The apricot favors well drained soil but doesn’t like to be too dry especially in the summer. Providing a happy medium between the two will be key to success and it is up to you to judge the type of soil you already have and influence the structure as much as you can. Too light or sandy then pep it up with lots and lots of organic rich material. Too weighty or sluggish then alleviate it with lots of grit, sharp sand and leaf mold.
The soil should be well cultivated and friable; double dig-it over if it has not been cultivated before. Clear away all perennial weeds because the last thing you want is added competition from them when your trees are in settled, and growing.
Prepare a hole large enough to take the roots. Apricots are vigorous growers and you may find the root system larger than that of other trees. Set the tree to the same depth as it was at the nursery previously – examination of the stem should reveal the soil mark still identifiable and this will tell you how deeply it was set in the ground before. In any event the grafting point should sit above the soil level and the roots buried in not less than 2” of soil.

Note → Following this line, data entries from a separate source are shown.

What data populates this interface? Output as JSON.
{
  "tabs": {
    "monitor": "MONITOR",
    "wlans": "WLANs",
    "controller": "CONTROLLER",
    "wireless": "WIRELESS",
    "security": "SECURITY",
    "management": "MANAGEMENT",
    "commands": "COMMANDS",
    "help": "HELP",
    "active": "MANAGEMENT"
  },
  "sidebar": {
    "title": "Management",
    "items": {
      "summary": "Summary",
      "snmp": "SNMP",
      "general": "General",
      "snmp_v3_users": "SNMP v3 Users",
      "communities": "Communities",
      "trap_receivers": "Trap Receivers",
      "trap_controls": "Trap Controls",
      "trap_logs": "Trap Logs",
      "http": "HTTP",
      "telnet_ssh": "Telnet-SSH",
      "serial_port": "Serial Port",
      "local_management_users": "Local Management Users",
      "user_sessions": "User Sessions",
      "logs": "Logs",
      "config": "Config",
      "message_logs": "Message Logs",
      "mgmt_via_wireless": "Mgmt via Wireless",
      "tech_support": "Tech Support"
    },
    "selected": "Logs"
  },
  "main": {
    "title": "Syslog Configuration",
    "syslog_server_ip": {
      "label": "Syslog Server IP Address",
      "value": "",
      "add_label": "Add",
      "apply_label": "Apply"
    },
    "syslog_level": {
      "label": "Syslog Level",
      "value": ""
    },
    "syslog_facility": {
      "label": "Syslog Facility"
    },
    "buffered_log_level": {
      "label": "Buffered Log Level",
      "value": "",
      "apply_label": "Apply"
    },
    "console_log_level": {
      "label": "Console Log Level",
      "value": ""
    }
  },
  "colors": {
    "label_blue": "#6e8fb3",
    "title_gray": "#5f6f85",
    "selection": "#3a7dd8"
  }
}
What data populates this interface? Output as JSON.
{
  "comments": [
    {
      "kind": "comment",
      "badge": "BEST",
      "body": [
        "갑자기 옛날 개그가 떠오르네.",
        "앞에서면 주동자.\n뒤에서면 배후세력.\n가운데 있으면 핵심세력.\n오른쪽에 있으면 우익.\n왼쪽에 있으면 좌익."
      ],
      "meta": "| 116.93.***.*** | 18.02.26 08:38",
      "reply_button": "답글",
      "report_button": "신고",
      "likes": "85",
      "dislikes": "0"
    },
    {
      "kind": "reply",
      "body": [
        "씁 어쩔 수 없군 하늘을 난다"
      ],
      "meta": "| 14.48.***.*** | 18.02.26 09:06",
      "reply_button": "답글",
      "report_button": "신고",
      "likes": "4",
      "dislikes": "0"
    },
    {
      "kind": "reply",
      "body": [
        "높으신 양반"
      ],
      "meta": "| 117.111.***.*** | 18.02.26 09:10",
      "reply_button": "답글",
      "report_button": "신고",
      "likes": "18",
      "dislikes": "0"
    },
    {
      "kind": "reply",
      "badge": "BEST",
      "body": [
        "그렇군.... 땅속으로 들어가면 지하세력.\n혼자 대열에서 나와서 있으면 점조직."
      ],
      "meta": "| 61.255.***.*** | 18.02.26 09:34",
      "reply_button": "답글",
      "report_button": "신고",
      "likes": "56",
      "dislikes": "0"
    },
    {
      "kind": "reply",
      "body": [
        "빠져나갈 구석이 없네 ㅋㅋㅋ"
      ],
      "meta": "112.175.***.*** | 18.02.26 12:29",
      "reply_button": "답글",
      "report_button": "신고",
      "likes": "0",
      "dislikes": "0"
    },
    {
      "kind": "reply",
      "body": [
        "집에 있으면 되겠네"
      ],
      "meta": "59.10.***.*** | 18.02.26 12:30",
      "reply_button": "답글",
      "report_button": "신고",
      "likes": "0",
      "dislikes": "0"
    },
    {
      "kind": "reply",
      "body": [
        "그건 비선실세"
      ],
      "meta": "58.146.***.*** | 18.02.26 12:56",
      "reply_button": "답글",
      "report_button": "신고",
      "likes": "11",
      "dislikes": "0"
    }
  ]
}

Dry mulches should be used to retain moisture while heavy banana stems should be supported to avoid damage. Old diseased leaves should be removed while de-leafing is important to ensure healthy growth. Harvesting begins after 15-18 months, and a light shiny appearance means that the banana is ready for harvest. Harvesting should be delicate to avoid bruising of the bananas. The bananas should be temporarily stored in a cool, dry place and should be wrapped in banana leaves or grass to avoid bruising. If for export, they should be washed using a disinfectant and might require branding.